Tuesday, March 4, 2014

Hybrid Greylag or Domestic Goose

In Europe, the domesticated geese came from the greylag goose. Geese were domesticated over 4,000 years ago in Egypt. Domesticated geese are more than twice the weight of wild geese as they have been bred for meat and they also produce substantially more meat than their wild brethren. For example, wild geese have a slim rear end and domestic geese have fat rear ends and a more upright posture. Domestic geese will lay 50 eggs a year and the wild geese will lay 5 to 12 eggs. Many domestic geese are white as they have been selected over the years to lose the dark brown tones. White geese look better plucked as their down feathers are less conspicuous. Geese hybridise readily in the feral and wild bird populations.
These hybrid greylag geese swim with some greylag geese. Note the large rear end on the second goose from the left and the splotches of dark color.
Another mixture. Particularly note the middle goose which is largely gray with black patches.

These particular geese were seen at Kinderdijk, Netherlands.


  1. Fifty eggs a year doesn't seem like very many. I guess that explains why we eat chicken eggs and not goose eggs.

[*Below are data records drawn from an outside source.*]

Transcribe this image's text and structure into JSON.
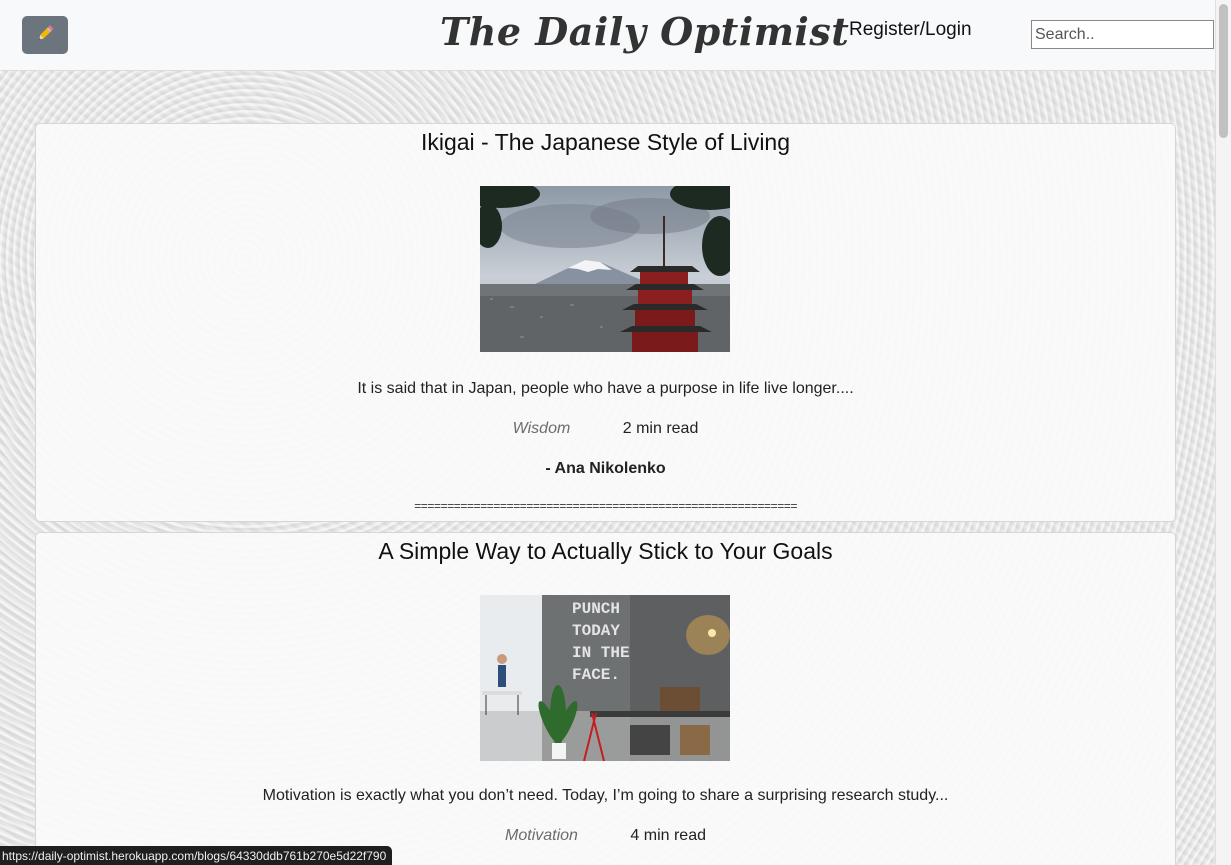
{
  "navbar": {
    "edit_icon": "pencil-icon",
    "brand": "The Daily Optimist",
    "login_label": "Register/Login",
    "search_placeholder": "Search.."
  },
  "posts": [
    {
      "title": "Ikigai - The Japanese Style of Living",
      "image": "mount-fuji-pagoda",
      "excerpt": "It is said that in Japan, people who have a purpose in life live longer....",
      "category": "Wisdom",
      "read_time": "2 min read",
      "author": "- Ana Nikolenko",
      "divider": "=========================================================="
    },
    {
      "title": "A Simple Way to Actually Stick to Your Goals",
      "image": "punch-today-in-the-face-office",
      "excerpt": "Motivation is exactly what you don’t need. Today, I’m going to share a surprising research study...",
      "category": "Motivation",
      "read_time": "4 min read",
      "image_text": "PUNCH TODAY IN THE FACE."
    }
  ],
  "status_bar": {
    "url": "https://daily-optimist.herokuapp.com/blogs/64330ddb761b270e5d22f790"
  }
}
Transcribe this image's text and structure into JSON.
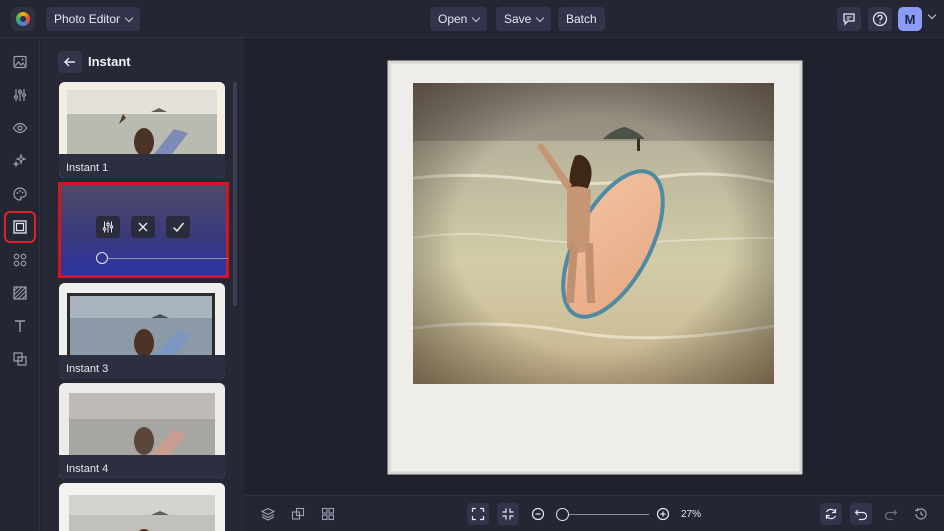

  2. Even more surprising is the 5 to 12 eggs wild geese lay. Goes to show the benefits of being domestic :)